::: Task input :::

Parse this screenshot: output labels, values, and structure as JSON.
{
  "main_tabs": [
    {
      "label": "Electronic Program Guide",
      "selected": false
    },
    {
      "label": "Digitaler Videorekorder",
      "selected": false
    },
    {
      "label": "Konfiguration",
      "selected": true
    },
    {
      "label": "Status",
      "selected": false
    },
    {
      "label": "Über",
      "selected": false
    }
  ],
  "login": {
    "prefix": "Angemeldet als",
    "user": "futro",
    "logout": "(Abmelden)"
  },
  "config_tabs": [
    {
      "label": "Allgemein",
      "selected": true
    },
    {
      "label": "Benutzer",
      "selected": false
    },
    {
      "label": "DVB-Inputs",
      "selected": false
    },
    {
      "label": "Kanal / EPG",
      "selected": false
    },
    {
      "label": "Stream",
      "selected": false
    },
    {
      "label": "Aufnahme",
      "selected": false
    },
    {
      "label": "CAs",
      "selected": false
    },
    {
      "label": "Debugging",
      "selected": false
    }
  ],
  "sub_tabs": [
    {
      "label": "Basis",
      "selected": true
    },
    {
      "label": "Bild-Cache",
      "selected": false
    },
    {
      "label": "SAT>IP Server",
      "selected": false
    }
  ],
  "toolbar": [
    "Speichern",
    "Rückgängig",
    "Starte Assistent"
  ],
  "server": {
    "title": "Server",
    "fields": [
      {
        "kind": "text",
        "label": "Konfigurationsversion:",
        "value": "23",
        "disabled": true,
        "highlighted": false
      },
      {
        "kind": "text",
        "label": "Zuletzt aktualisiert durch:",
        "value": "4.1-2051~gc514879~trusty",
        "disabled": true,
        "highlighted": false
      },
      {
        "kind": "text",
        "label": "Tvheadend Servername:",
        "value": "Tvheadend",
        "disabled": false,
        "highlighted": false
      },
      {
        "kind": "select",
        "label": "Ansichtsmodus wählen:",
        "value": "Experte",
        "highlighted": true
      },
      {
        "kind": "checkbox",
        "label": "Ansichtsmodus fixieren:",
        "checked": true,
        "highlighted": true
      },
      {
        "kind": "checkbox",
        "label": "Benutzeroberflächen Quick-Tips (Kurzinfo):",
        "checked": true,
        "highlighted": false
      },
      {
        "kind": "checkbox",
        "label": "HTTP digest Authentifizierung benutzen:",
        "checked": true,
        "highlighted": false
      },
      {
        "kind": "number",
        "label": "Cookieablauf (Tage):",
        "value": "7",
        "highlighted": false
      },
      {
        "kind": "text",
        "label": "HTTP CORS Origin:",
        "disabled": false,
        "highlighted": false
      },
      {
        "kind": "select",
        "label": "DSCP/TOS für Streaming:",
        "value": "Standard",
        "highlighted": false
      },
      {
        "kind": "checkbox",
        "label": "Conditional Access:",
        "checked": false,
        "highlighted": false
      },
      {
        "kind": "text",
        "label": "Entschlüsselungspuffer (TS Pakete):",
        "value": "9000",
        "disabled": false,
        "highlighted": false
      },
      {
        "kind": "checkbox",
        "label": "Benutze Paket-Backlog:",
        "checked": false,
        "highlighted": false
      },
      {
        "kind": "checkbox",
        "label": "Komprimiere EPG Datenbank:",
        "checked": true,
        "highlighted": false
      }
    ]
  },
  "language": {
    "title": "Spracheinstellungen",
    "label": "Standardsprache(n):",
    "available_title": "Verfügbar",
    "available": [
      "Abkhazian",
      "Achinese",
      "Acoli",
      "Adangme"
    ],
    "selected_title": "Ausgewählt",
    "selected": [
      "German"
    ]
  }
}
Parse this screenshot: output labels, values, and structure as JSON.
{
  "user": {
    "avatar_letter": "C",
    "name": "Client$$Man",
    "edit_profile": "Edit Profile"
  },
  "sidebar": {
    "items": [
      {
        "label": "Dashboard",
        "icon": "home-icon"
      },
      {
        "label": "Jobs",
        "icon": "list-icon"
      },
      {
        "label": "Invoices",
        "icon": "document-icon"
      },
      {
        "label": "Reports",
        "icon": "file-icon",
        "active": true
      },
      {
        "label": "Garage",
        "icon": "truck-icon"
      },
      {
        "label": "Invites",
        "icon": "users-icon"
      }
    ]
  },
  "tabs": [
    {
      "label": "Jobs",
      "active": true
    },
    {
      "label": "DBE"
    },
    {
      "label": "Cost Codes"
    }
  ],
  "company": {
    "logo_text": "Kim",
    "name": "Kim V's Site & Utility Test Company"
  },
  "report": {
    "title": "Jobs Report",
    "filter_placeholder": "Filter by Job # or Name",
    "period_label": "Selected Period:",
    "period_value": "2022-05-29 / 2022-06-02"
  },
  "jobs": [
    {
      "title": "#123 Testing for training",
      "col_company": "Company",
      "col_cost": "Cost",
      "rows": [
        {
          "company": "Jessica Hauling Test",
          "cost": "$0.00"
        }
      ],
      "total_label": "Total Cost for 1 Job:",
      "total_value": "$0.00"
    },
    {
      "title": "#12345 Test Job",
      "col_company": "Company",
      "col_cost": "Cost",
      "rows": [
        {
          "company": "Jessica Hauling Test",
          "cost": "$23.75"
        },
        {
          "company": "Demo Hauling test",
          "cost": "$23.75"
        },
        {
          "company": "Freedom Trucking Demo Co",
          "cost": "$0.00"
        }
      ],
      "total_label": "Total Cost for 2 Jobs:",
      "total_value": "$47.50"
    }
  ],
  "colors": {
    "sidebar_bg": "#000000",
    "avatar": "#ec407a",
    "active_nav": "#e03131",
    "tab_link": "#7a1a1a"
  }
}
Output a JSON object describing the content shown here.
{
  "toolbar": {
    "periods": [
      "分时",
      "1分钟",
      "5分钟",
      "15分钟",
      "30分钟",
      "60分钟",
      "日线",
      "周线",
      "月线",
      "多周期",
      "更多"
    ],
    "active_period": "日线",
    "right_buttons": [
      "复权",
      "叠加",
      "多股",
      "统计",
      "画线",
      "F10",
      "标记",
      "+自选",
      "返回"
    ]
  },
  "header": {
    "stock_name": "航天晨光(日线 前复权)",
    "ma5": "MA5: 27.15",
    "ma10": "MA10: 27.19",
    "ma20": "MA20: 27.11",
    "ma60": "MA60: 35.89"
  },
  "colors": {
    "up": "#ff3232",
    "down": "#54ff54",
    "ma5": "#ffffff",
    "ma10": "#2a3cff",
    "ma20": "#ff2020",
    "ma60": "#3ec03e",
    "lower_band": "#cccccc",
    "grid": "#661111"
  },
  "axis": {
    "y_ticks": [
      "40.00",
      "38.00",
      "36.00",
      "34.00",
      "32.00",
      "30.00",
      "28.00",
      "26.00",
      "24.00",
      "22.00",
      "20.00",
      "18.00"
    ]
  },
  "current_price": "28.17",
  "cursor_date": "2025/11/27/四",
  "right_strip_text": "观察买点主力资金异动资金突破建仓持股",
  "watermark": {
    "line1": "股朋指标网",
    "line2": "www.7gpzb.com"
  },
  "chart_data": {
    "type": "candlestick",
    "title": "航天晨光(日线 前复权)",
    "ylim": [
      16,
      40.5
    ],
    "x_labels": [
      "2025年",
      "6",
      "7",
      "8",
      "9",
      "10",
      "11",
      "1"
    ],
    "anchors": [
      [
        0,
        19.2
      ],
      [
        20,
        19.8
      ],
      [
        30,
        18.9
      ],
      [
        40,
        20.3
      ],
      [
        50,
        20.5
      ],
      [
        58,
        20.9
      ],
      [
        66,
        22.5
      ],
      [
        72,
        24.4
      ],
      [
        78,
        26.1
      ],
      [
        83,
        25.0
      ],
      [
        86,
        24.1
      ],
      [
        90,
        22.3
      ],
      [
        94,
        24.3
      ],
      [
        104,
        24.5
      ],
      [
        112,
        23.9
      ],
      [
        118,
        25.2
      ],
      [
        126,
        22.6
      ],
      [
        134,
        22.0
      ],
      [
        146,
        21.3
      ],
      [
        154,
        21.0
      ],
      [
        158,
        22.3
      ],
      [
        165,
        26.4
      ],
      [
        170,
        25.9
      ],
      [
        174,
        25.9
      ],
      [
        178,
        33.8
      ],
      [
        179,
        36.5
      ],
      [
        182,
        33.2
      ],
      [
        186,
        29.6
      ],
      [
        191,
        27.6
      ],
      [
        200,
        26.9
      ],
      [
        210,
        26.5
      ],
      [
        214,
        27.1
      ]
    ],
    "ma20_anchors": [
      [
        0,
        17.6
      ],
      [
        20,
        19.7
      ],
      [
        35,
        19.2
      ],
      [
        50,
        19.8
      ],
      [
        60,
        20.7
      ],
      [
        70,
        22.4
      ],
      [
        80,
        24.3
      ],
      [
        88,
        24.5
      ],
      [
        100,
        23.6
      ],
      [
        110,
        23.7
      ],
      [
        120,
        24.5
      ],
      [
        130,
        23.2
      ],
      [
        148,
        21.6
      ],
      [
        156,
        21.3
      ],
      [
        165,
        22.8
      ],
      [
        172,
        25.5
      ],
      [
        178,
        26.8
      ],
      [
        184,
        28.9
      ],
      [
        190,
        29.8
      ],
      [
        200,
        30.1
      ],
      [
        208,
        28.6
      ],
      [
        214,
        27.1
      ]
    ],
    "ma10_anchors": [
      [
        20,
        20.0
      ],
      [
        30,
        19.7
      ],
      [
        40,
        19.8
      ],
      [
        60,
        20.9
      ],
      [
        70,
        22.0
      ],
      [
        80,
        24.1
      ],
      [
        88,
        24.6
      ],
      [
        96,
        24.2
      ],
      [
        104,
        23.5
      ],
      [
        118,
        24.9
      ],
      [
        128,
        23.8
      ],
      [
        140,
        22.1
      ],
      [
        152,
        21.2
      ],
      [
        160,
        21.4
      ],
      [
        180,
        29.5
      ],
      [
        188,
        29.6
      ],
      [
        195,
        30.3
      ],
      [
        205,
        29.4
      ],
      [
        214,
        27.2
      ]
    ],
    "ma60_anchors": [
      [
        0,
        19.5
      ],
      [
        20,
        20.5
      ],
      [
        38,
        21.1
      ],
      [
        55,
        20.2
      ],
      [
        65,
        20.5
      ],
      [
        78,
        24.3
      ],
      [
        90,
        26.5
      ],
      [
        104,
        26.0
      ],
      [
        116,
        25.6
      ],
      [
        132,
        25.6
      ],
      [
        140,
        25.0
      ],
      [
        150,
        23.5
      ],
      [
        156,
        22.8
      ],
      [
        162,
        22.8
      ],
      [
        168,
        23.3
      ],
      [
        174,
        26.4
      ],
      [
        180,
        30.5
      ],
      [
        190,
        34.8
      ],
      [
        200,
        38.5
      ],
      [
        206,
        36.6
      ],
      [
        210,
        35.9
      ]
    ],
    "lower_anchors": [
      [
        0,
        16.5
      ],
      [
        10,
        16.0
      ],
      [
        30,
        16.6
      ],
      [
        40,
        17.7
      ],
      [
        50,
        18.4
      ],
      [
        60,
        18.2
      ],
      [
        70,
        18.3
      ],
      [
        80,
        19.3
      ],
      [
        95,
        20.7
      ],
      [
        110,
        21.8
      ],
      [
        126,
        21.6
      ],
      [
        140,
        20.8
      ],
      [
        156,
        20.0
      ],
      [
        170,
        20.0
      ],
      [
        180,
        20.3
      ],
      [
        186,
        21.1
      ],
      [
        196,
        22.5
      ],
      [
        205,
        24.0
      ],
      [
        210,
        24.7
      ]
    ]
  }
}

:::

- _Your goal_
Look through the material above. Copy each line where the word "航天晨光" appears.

- _Answer section_
    "stock_name": "航天晨光(日线 前复权)",
    "title": "航天晨光(日线 前复权)",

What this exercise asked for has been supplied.